SOURCE RECORDS:

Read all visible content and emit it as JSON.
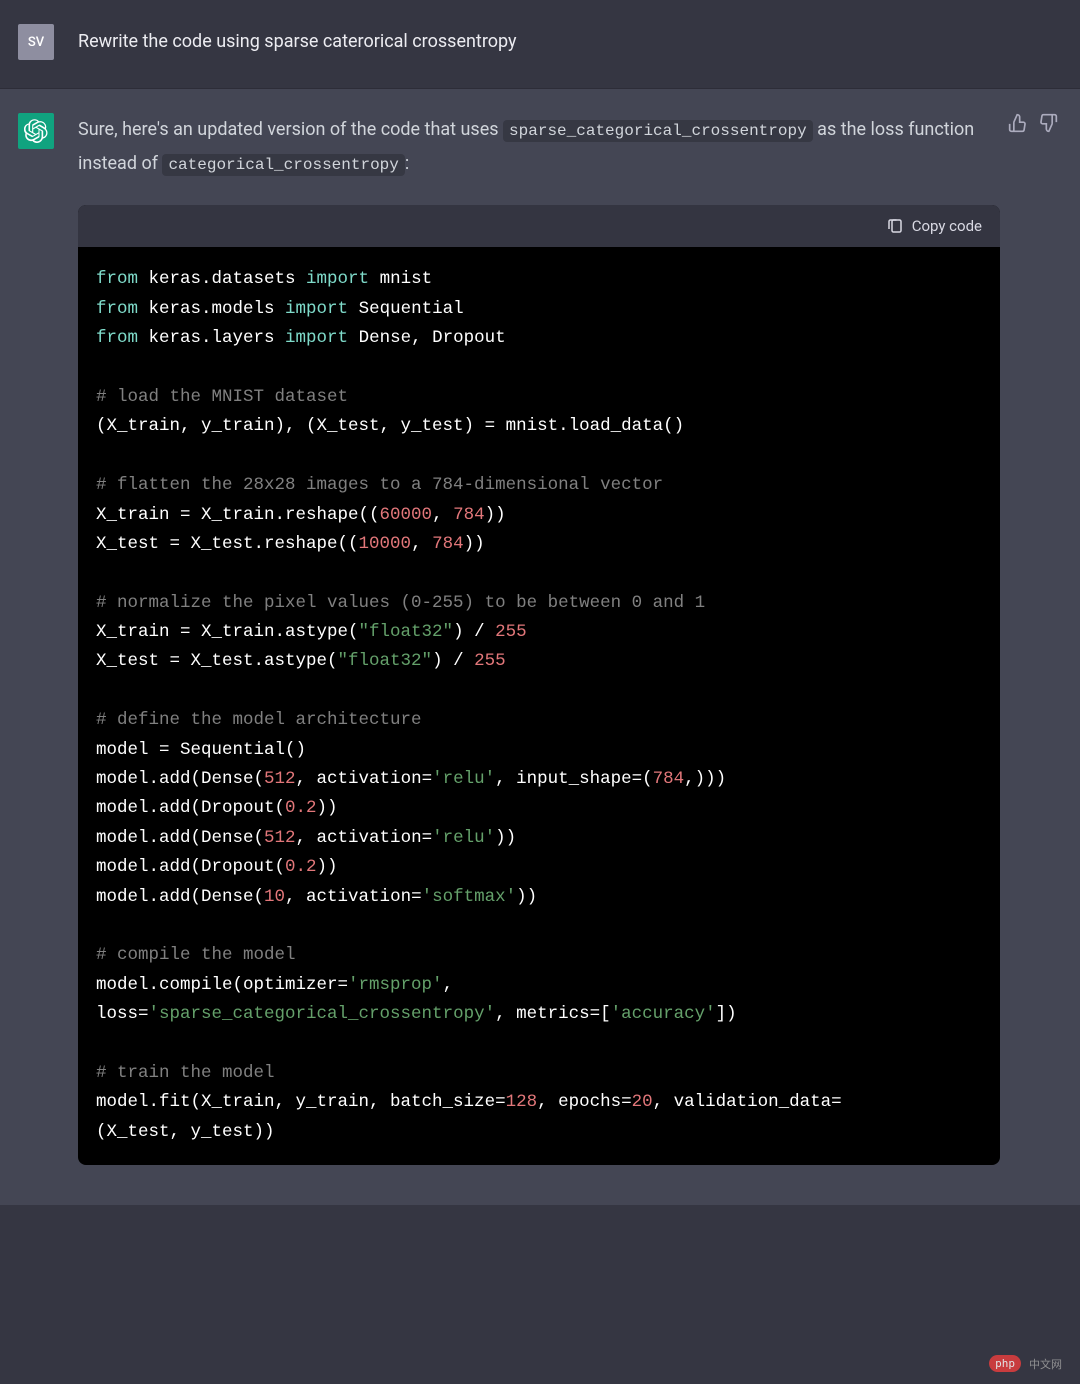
{
  "user": {
    "avatar_text": "SV",
    "prompt": "Rewrite the code using sparse caterorical crossentropy"
  },
  "assistant": {
    "intro_1": "Sure, here's an updated version of the code that uses ",
    "code_inline_1": "sparse_categorical_crossentropy",
    "intro_2": " as the loss function instead of ",
    "code_inline_2": "categorical_crossentropy",
    "intro_3": ":"
  },
  "copy_label": "Copy code",
  "code": {
    "l1_kw1": "from",
    "l1_mod1": " keras.datasets ",
    "l1_kw2": "import",
    "l1_mod2": " mnist",
    "l2_kw1": "from",
    "l2_mod1": " keras.models ",
    "l2_kw2": "import",
    "l2_mod2": " Sequential",
    "l3_kw1": "from",
    "l3_mod1": " keras.layers ",
    "l3_kw2": "import",
    "l3_mod2": " Dense, Dropout",
    "c1": "# load the MNIST dataset",
    "l5": "(X_train, y_train), (X_test, y_test) = mnist.load_data()",
    "c2": "# flatten the 28x28 images to a 784-dimensional vector",
    "l7a": "X_train = X_train.reshape((",
    "l7n1": "60000",
    "l7b": ", ",
    "l7n2": "784",
    "l7c": "))",
    "l8a": "X_test = X_test.reshape((",
    "l8n1": "10000",
    "l8b": ", ",
    "l8n2": "784",
    "l8c": "))",
    "c3": "# normalize the pixel values (0-255) to be between 0 and 1",
    "l10a": "X_train = X_train.astype(",
    "l10s": "\"float32\"",
    "l10b": ") / ",
    "l10n": "255",
    "l11a": "X_test = X_test.astype(",
    "l11s": "\"float32\"",
    "l11b": ") / ",
    "l11n": "255",
    "c4": "# define the model architecture",
    "l13": "model = Sequential()",
    "l14a": "model.add(Dense(",
    "l14n1": "512",
    "l14b": ", activation=",
    "l14s": "'relu'",
    "l14c": ", input_shape=(",
    "l14n2": "784",
    "l14d": ",)))",
    "l15a": "model.add(Dropout(",
    "l15n": "0.2",
    "l15b": "))",
    "l16a": "model.add(Dense(",
    "l16n": "512",
    "l16b": ", activation=",
    "l16s": "'relu'",
    "l16c": "))",
    "l17a": "model.add(Dropout(",
    "l17n": "0.2",
    "l17b": "))",
    "l18a": "model.add(Dense(",
    "l18n": "10",
    "l18b": ", activation=",
    "l18s": "'softmax'",
    "l18c": "))",
    "c5": "# compile the model",
    "l20a": "model.compile(optimizer=",
    "l20s1": "'rmsprop'",
    "l20b": ",",
    "l21a": "loss=",
    "l21s1": "'sparse_categorical_crossentropy'",
    "l21b": ", metrics=[",
    "l21s2": "'accuracy'",
    "l21c": "])",
    "c6": "# train the model",
    "l23a": "model.fit(X_train, y_train, batch_size=",
    "l23n1": "128",
    "l23b": ", epochs=",
    "l23n2": "20",
    "l23c": ", validation_data=",
    "l24": "(X_test, y_test))"
  },
  "watermark": {
    "badge": "php",
    "text": "中文网"
  }
}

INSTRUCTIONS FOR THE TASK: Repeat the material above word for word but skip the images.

SOLUTION TO THE PROBLEM:
Read all visible content and emit it as JSON.
{
  "user": {
    "avatar_text": "SV",
    "prompt": "Rewrite the code using sparse caterorical crossentropy"
  },
  "assistant": {
    "intro_1": "Sure, here's an updated version of the code that uses ",
    "code_inline_1": "sparse_categorical_crossentropy",
    "intro_2": " as the loss function instead of ",
    "code_inline_2": "categorical_crossentropy",
    "intro_3": ":"
  },
  "copy_label": "Copy code",
  "code": {
    "l1_kw1": "from",
    "l1_mod1": " keras.datasets ",
    "l1_kw2": "import",
    "l1_mod2": " mnist",
    "l2_kw1": "from",
    "l2_mod1": " keras.models ",
    "l2_kw2": "import",
    "l2_mod2": " Sequential",
    "l3_kw1": "from",
    "l3_mod1": " keras.layers ",
    "l3_kw2": "import",
    "l3_mod2": " Dense, Dropout",
    "c1": "# load the MNIST dataset",
    "l5": "(X_train, y_train), (X_test, y_test) = mnist.load_data()",
    "c2": "# flatten the 28x28 images to a 784-dimensional vector",
    "l7a": "X_train = X_train.reshape((",
    "l7n1": "60000",
    "l7b": ", ",
    "l7n2": "784",
    "l7c": "))",
    "l8a": "X_test = X_test.reshape((",
    "l8n1": "10000",
    "l8b": ", ",
    "l8n2": "784",
    "l8c": "))",
    "c3": "# normalize the pixel values (0-255) to be between 0 and 1",
    "l10a": "X_train = X_train.astype(",
    "l10s": "\"float32\"",
    "l10b": ") / ",
    "l10n": "255",
    "l11a": "X_test = X_test.astype(",
    "l11s": "\"float32\"",
    "l11b": ") / ",
    "l11n": "255",
    "c4": "# define the model architecture",
    "l13": "model = Sequential()",
    "l14a": "model.add(Dense(",
    "l14n1": "512",
    "l14b": ", activation=",
    "l14s": "'relu'",
    "l14c": ", input_shape=(",
    "l14n2": "784",
    "l14d": ",)))",
    "l15a": "model.add(Dropout(",
    "l15n": "0.2",
    "l15b": "))",
    "l16a": "model.add(Dense(",
    "l16n": "512",
    "l16b": ", activation=",
    "l16s": "'relu'",
    "l16c": "))",
    "l17a": "model.add(Dropout(",
    "l17n": "0.2",
    "l17b": "))",
    "l18a": "model.add(Dense(",
    "l18n": "10",
    "l18b": ", activation=",
    "l18s": "'softmax'",
    "l18c": "))",
    "c5": "# compile the model",
    "l20a": "model.compile(optimizer=",
    "l20s1": "'rmsprop'",
    "l20b": ",",
    "l21a": "loss=",
    "l21s1": "'sparse_categorical_crossentropy'",
    "l21b": ", metrics=[",
    "l21s2": "'accuracy'",
    "l21c": "])",
    "c6": "# train the model",
    "l23a": "model.fit(X_train, y_train, batch_size=",
    "l23n1": "128",
    "l23b": ", epochs=",
    "l23n2": "20",
    "l23c": ", validation_data=",
    "l24": "(X_test, y_test))"
  },
  "watermark": {
    "badge": "php",
    "text": "中文网"
  }
}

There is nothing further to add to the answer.